JOHANNESBURG – SA Football Association (Safa) chief executive Dennis Mumble has confirmed the organisation will take legal action against the Independent Electoral Commission (IEC), calling the body “unethical and unprofessional” following its decision to withdraw from overseeing their March 24 presidential elections.
Without an Electoral Committee, this month’s elections cannot go ahead.
In an unexpected twist on Friday evening, Ace Ncobo, who is the opposing candidate to current Safa president Danny Jordaan, claimed that he had received confirmation from the IEC that it would distance itself from the country’s football mother body up until they had “dealt with their internal issues”.

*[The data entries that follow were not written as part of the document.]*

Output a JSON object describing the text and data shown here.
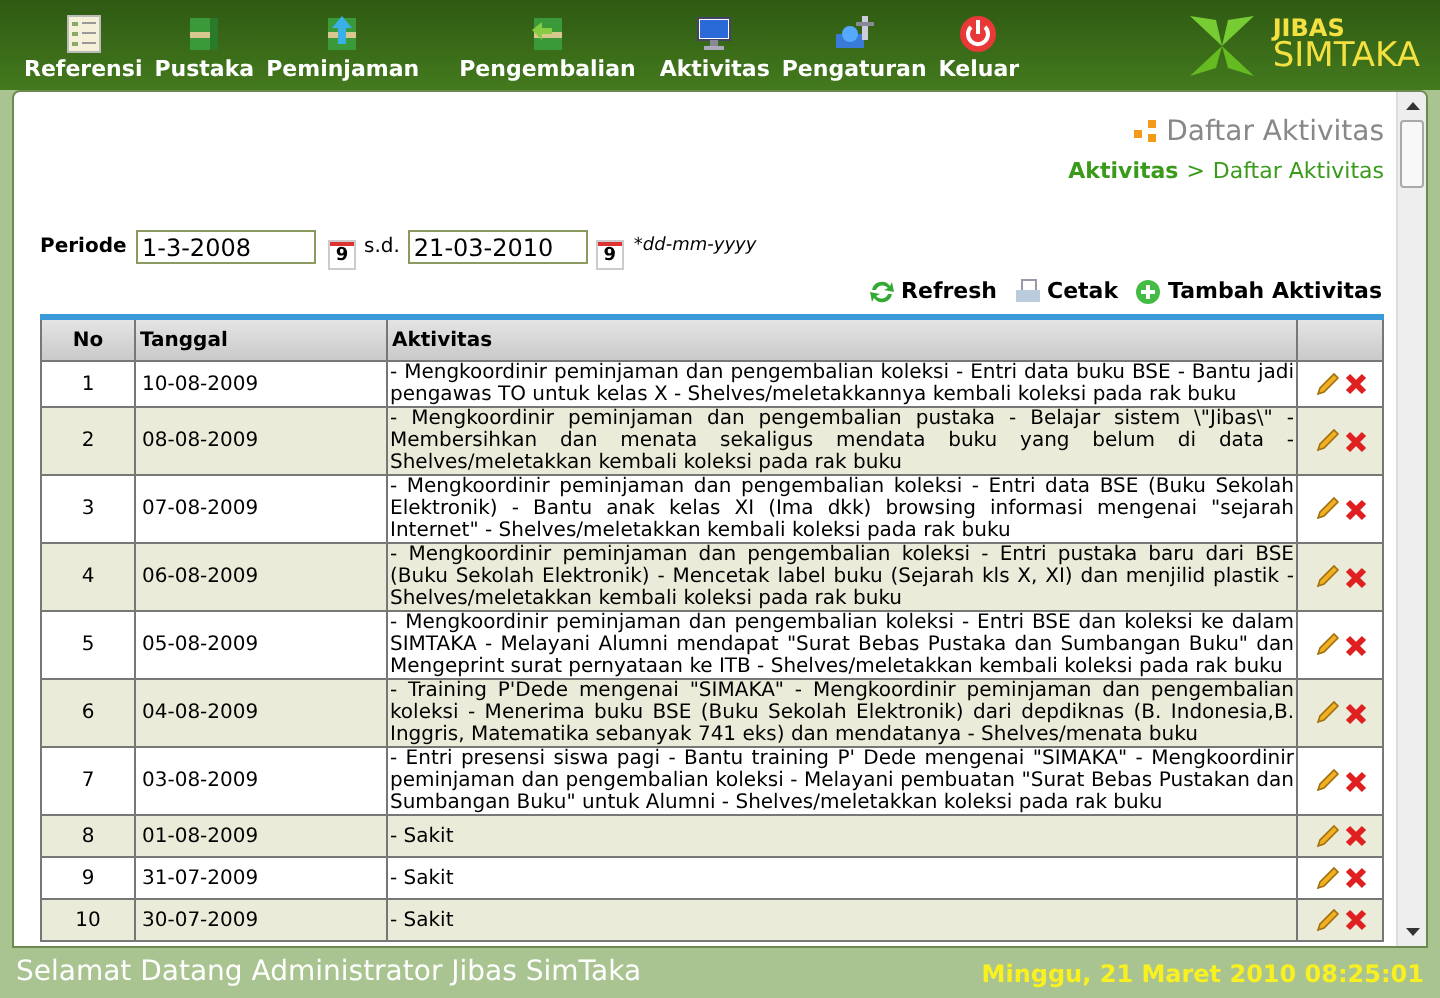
{
  "nav": [
    {
      "label": "Referensi"
    },
    {
      "label": "Pustaka"
    },
    {
      "label": "Peminjaman"
    },
    {
      "label": "Pengembalian"
    },
    {
      "label": "Aktivitas"
    },
    {
      "label": "Pengaturan"
    },
    {
      "label": "Keluar"
    }
  ],
  "logo": {
    "top": "JIBAS",
    "bottom": "SIMTAKA"
  },
  "page_title": "Daftar Aktivitas",
  "breadcrumb": {
    "current_section": "Aktivitas",
    "separator": ">",
    "page": "Daftar Aktivitas"
  },
  "filter": {
    "label": "Periode",
    "start": "1-3-2008",
    "calendar_day_1": "9",
    "separator": "s.d.",
    "end": "21-03-2010",
    "calendar_day_2": "9",
    "hint": "*dd-mm-yyyy"
  },
  "actions": [
    "Refresh",
    "Cetak",
    "Tambah Aktivitas"
  ],
  "table": {
    "columns": [
      "No",
      "Tanggal",
      "Aktivitas"
    ],
    "rows": [
      {
        "no": "1",
        "date": "10-08-2009",
        "activity": "- Mengkoordinir peminjaman dan pengembalian koleksi - Entri data buku BSE - Bantu jadi pengawas TO untuk kelas X - Shelves/meletakkannya kembali koleksi pada rak buku"
      },
      {
        "no": "2",
        "date": "08-08-2009",
        "activity": "- Mengkoordinir peminjaman dan pengembalian pustaka - Belajar sistem \\\"Jibas\\\" - Membersihkan dan menata sekaligus mendata buku yang belum di data - Shelves/meletakkan kembali koleksi pada rak buku"
      },
      {
        "no": "3",
        "date": "07-08-2009",
        "activity": "- Mengkoordinir peminjaman dan pengembalian koleksi - Entri data BSE (Buku Sekolah Elektronik) - Bantu anak kelas XI (Ima dkk) browsing informasi mengenai \"sejarah Internet\" - Shelves/meletakkan kembali koleksi pada rak buku"
      },
      {
        "no": "4",
        "date": "06-08-2009",
        "activity": "- Mengkoordinir peminjaman dan pengembalian koleksi - Entri pustaka baru dari BSE (Buku Sekolah Elektronik) - Mencetak label buku (Sejarah kls X, XI) dan menjilid plastik - Shelves/meletakkan kembali koleksi pada rak buku"
      },
      {
        "no": "5",
        "date": "05-08-2009",
        "activity": "- Mengkoordinir peminjaman dan pengembalian koleksi - Entri BSE dan koleksi ke dalam SIMTAKA - Melayani Alumni mendapat \"Surat Bebas Pustaka dan Sumbangan Buku\" dan Mengeprint surat pernyataan ke ITB - Shelves/meletakkan kembali koleksi pada rak buku"
      },
      {
        "no": "6",
        "date": "04-08-2009",
        "activity": "- Training P'Dede mengenai \"SIMAKA\" - Mengkoordinir peminjaman dan pengembalian koleksi - Menerima buku BSE (Buku Sekolah Elektronik) dari depdiknas (B. Indonesia,B. Inggris, Matematika sebanyak 741 eks) dan mendatanya - Shelves/menata buku"
      },
      {
        "no": "7",
        "date": "03-08-2009",
        "activity": "- Entri presensi siswa pagi - Bantu training P' Dede mengenai \"SIMAKA\" - Mengkoordinir peminjaman dan pengembalian koleksi - Melayani pembuatan \"Surat Bebas Pustakan dan Sumbangan Buku\" untuk Alumni - Shelves/meletakkan koleksi pada rak buku"
      },
      {
        "no": "8",
        "date": "01-08-2009",
        "activity": "- Sakit"
      },
      {
        "no": "9",
        "date": "31-07-2009",
        "activity": "- Sakit"
      },
      {
        "no": "10",
        "date": "30-07-2009",
        "activity": "- Sakit"
      }
    ]
  },
  "status_bar": {
    "welcome": "Selamat Datang Administrator Jibas SimTaka",
    "datetime": "Minggu, 21 Maret 2010 08:25:01"
  }
}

Kate Bapela, who is the IEC spokesperson, verified Ncobo’s statement hours later.
A former PSL referee and general manager, Ncobo has accused Safa of “gross violation” of several rules in the Fifa as well as CAF constitution by shifting the date of the elections (brought forward from September to March this year), failing to send him the meeting pack as he is now an eligible candidate and supplying him with the audited financial statements of the association.
“This is news to us. This is unethical and unprofessional from a body that has handled our regional elections and now suddenly feel there is something wrong when we are about to go national.” said Safa CEO Mumble on Saturday afternoon.
“The IEC has not communicated anything to us officially. I also need to find out how authentic this letter from Ace is. The people we work with in the IEC here in Johannesburg don’t know anything about this.
“They are surprised to have received the letter through Ace’s lawyers. But if it is true, then we will take the IEC to court.
“It’s unprincipled of them to reply to a candidate. They can’t unilaterally decide to terminate and withdraw from our contract.
“Just this week the IEC were still waiting for a formal objection from Ace.”
Ncobo emerged as a surprise candidate two weeks ago when he received a single nomination from the Amathole region in the Eastern Cape, while Jordaan racked up an overwhelming 52 votes (Safa has 52 regions, with the PSL a special member).
Before then, any attempts by potential candidates, among them former Bafana Bafana captain Lucas Radebe, axed national team coach Shakes Mashaba and Chief Mwelo Nonkonyana – who was fired by Safa in 2014 from his role as deputy president and national executive member – were blocked by the association’s constitution to challenge the incumbent as they were either not eligible to run or were not the preferred candidates according to the Safa structures they represent, as was the case with Mashaba.
Now this month’s elections hinges on whether Mumble will be successful by seeking legal recourse from Monday.
“Members unanimously voted to have elections in March, but now they are now being overruled by the IEC itself, which is supposed to be a neutral body,” said Mumble, who returned from a CAF symposium in Morocco on Friday to be greeted by news that Safa may have to postpone its elective congress.
“They have decided to take sides. We are shocked. It is very unprofessional to do this. The IEC did not give us an opportunity to respond to allegations by anyone.
“We were still working with the Gauteng office as recent as March 6, which was on Tuesday. There was no indication that anything was wrong.
“When I came back from Morocco I reached out to their deputy chair last night (Friday) and he said he would get back to me, but he hasn’t. They are treating us like dirt, and we are going to also take this to Parliament.”
Jordaan has been Safa president since September 2013 and is seeking a second term in office to see through Vision 2022 of the organisation.